List, from the lines below, each one with "sensor" in it.

Records for processing: Begin

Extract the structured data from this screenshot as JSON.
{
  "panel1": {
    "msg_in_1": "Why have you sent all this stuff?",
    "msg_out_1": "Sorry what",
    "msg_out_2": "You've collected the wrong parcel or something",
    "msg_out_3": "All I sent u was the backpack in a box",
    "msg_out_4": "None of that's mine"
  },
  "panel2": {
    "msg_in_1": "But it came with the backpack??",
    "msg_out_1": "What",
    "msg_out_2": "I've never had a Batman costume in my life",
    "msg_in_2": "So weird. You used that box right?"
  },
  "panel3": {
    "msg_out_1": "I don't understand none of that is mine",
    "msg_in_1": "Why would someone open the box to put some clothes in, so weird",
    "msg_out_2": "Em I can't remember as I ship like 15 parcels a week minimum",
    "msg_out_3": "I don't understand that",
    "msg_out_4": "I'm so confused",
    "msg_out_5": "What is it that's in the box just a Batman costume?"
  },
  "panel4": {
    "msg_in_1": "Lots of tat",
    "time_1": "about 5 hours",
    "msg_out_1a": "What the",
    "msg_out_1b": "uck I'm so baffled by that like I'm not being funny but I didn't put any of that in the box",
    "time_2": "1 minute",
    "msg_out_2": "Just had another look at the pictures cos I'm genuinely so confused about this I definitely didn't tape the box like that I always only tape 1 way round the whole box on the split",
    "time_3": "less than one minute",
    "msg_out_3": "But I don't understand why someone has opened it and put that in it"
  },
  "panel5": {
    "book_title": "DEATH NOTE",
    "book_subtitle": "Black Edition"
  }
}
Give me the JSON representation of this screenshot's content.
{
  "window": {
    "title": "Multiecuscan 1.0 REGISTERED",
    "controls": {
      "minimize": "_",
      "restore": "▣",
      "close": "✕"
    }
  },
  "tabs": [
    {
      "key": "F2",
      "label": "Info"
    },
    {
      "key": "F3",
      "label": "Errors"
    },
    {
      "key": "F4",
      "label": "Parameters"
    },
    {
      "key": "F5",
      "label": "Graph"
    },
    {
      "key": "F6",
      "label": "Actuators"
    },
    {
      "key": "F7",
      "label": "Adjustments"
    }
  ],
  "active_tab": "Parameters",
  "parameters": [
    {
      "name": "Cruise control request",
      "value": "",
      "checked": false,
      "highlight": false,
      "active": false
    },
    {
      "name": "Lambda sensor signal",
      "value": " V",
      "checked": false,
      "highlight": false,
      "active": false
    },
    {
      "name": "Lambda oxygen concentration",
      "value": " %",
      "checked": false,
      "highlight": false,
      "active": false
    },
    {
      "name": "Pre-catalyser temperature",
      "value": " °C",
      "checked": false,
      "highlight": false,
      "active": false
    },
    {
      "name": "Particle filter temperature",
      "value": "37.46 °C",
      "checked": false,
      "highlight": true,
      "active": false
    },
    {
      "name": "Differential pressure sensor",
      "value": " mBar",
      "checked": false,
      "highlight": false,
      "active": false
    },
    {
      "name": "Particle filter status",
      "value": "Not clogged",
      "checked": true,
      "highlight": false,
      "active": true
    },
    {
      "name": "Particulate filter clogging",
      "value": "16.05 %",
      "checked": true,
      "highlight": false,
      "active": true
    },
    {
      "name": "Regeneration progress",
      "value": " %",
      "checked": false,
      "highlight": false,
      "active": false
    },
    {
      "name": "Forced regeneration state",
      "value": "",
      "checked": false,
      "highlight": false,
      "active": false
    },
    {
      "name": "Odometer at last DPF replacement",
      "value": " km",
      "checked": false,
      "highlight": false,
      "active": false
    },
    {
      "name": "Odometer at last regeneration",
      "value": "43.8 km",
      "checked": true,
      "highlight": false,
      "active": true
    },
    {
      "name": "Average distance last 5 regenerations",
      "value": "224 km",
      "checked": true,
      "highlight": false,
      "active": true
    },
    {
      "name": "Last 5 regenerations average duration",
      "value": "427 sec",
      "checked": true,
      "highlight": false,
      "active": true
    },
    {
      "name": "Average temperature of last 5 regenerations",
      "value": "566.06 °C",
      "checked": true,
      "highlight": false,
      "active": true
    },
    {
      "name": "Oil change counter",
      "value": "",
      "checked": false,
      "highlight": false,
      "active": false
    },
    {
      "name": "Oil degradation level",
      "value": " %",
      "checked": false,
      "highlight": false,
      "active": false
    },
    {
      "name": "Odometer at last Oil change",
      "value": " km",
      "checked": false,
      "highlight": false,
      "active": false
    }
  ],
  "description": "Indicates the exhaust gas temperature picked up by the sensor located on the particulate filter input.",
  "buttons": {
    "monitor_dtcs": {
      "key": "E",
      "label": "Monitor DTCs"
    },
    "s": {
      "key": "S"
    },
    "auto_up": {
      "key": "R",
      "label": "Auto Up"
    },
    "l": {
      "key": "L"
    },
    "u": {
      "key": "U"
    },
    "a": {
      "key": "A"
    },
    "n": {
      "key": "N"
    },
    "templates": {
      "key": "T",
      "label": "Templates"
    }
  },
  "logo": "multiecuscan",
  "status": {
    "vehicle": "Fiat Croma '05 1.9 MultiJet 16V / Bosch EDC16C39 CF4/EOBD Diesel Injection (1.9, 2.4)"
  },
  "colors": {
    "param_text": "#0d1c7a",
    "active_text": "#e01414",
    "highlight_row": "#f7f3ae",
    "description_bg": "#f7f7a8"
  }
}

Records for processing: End

Result for this exercise
      "name": "Lambda sensor signal",
      "name": "Differential pressure sensor",
  "description": "Indicates the exhaust gas temperature picked up by the sensor located on the particulate filter input.",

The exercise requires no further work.